Elliot Ruiz plays a Marine corporal in “Battle for Haditha.”
That scar belongs to Corporal Ramirez (Elliot Ruiz, a former Marine corporal turned actor), a brutalized young squad leader who’s trying to protect his men and his own increasingly besieged mind. (Corporal Ramirez has been based on Staff Sgt. Frank D. Wuterich, the enlisted marine who was the squad leader during the Haditha massacre, though it’s unclear how much the character owes to the real man.) The movie, which was shot in good-looking if not the glossiest digital video (the trace of digital artifacts adds to the documentary vibe), opens with a succession of young men addressing the camera with varying degrees of cynicism and confusion, voicing the same question that is repeatedly intoned back home: Why are we here?
Mr. Broomfield doesn’t presume to know the answer to that question. Somewhat surprisingly, given how subjective his documentaries skew, “Battle for Haditha” isn’t a jeremiad against the war, the American administration or even the quick-triggered marines. Rather, with dry-eyed intelligence, he takes the killings at Haditha and returns the incident to the historical moment from which it has been removed by politics and propaganda. He points fingers, suggests reasons and explores rationales, showing sympathy for the war-ravaged marines without letting them off the hook. He introduces the insurgents who planted the bomb that killed a marine, apparently precipitating the massacre by the dead man’s squad. And then with sickening realism, he shows how those innocent Iraqis, caught between the insurgents and the marines, died.

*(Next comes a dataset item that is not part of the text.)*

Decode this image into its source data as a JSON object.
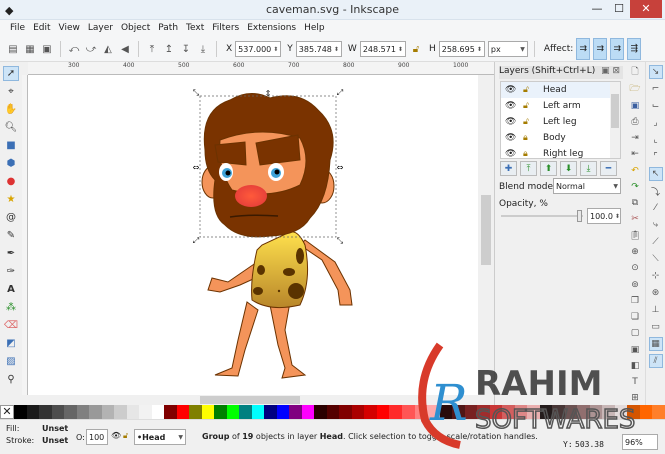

Even as he creates an almost unbearable level of tension in his film — mostly through deft parallel editing that draws the marines, the victims and the insurgents inexorably together — Mr. Broomfield maintains a level of cool detachment throughout. That’s to the good of the movie, which, though technically exemplary, falters dramatically on occasion, becoming dangerously close to overheated whenever the characters speak for any length. The performers apparently did a fair amount of improvisation, and too often their talk veers into exposition, which, however heartfelt and true, paradoxically sounds (badly) scripted. At times there is a kind of therapeutic quality to the entire enterprise, almost as if the marines, the Iraqis and Mr. Broomfield were collectively trying to work through a nightmare from which none have awakened.
BATTLE FOR HADITHA
Directed by Nick Broomfield; written (in English and Arabic, with English subtitles) by Mr. Broomfield, Marc Hoeferlin and Anna Telford; director of photography, Mark Wolf; edited by Stuart Gazzard and Ash Jenkins; produced by Mr. Broomfield and Ms. Telford. At Film Forum, 209 West Houston Street, west of Avenue of the Americas, South Village. Running time: 1 hour 33 minutes. This film is not rated.http://www.nickbroomfield.com/haditha.html